Here are some random thoughts about that.
When I entered junior high school (from a really small, religion-based elementary school), I knew very few of the over 200 people in my new class.
I started junior high school the year after my whole world turned around — when I had my first cardiac pacemaker implanted (on the same day that John F. Kennedy was shot, which turned everybody else’s world around, too).
I didn’t know many people in my 7th grade class. Nevertheless, I remember being happy to be entering that big world of more diverse, interesting people. I remember observing people, with fascination and with gratitude to be there among them.
It felt like an adventure and a relief, in a way.
Some people were kinder than others back then. 13-year-old kids aren’t very far along in the process of developing empathy to others. (Developing empathy is a growth process in human beings, which sometimes gets short circuited by unfortunate circumstances.)
But for the most part, I remember a lot of people who showed kindness to me. And I could have been a prime target for bullying — (1) I was unfamiliar to lots of people and (2) I had a medical condition that a lot of people knew about. (Because cardiac pacemakers were so new, and because the one I had implanted was so big and stuck so far out, the doctors thought I needed to wear a brace and leave early from class, with somebody carrying my books for me.)
But I only got bullied by one person and it was pretty mild (even though I did witness, at times, other people getting bullied worse, which was awful).
I had a lot of great experiences, learning to know the people in the class, as we grew from ages 13 through 18.
One thing I remember feeling bad about for most of those years of junior high and high school?
Not sure why I felt so bad, in retrospect. Actually, I can guess:
- I didn’t look like the models of good looks I saw everywhere in the media.
- The guys in junior high and high school didn’t seem interested in me, that way.
- I had this weird pacemaker sticking out of my body, which affected how I felt about myself.
Last night, at the reunion, some of the guys told me that they were interested in me, back then.
Why didn’t they let me know when we were in school together?
Because they thought I wouldn’t go out with them.
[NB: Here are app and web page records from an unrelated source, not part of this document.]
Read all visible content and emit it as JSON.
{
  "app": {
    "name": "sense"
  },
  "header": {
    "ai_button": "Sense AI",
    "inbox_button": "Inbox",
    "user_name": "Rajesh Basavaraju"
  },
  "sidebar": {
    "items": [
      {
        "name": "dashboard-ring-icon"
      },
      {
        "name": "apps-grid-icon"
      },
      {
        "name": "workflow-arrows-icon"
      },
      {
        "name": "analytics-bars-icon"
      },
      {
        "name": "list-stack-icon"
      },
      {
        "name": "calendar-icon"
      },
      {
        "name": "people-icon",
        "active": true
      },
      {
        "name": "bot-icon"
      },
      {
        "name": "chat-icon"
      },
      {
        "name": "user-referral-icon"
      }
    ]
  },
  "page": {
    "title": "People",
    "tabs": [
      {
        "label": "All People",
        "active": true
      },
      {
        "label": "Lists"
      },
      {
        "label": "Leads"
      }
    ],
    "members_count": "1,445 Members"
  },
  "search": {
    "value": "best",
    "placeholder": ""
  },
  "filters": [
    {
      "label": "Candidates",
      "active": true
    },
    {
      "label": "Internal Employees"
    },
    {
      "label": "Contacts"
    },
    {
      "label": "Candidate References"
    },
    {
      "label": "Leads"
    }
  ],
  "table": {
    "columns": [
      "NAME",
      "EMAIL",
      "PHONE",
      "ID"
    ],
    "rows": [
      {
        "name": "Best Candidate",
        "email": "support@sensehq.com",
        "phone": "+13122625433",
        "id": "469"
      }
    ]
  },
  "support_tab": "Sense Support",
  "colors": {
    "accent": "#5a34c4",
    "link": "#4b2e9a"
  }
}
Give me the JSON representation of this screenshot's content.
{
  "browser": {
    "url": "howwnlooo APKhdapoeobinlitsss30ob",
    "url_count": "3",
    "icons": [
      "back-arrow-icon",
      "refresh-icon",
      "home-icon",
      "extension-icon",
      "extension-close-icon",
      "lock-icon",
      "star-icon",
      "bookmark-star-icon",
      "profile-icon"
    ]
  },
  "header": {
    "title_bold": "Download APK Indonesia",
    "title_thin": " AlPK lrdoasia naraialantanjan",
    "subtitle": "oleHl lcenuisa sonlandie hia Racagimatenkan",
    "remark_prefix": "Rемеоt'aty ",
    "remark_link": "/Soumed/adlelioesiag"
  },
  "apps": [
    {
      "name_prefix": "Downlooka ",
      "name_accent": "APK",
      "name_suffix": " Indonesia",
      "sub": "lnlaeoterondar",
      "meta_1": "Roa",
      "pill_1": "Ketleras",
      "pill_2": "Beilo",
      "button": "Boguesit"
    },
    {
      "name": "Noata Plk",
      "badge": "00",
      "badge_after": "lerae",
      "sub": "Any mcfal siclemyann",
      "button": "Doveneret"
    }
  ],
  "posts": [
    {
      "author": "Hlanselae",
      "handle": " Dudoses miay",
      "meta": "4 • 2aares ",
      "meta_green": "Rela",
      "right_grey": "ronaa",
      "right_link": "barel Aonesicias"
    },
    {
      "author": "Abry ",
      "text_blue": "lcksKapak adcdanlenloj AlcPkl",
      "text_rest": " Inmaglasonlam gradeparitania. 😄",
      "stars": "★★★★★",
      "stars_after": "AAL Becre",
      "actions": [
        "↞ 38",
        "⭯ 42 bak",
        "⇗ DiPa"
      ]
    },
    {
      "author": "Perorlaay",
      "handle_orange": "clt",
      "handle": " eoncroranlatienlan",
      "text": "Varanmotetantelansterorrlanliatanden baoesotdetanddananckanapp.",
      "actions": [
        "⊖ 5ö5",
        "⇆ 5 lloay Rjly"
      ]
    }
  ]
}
They had lots of reasons why they thought I might reject THEM. I was very surprised to hear that.
I think a lot of people hear stories like that — and other surprising stories — when they go to a reunion.
That’s the end of the blog post for today, ladies and gentlemen.
Thanks to people from my high school, everybody who ever felt insecure in school, and — if that doesn’t cover everybody reading today — the rest of you, too.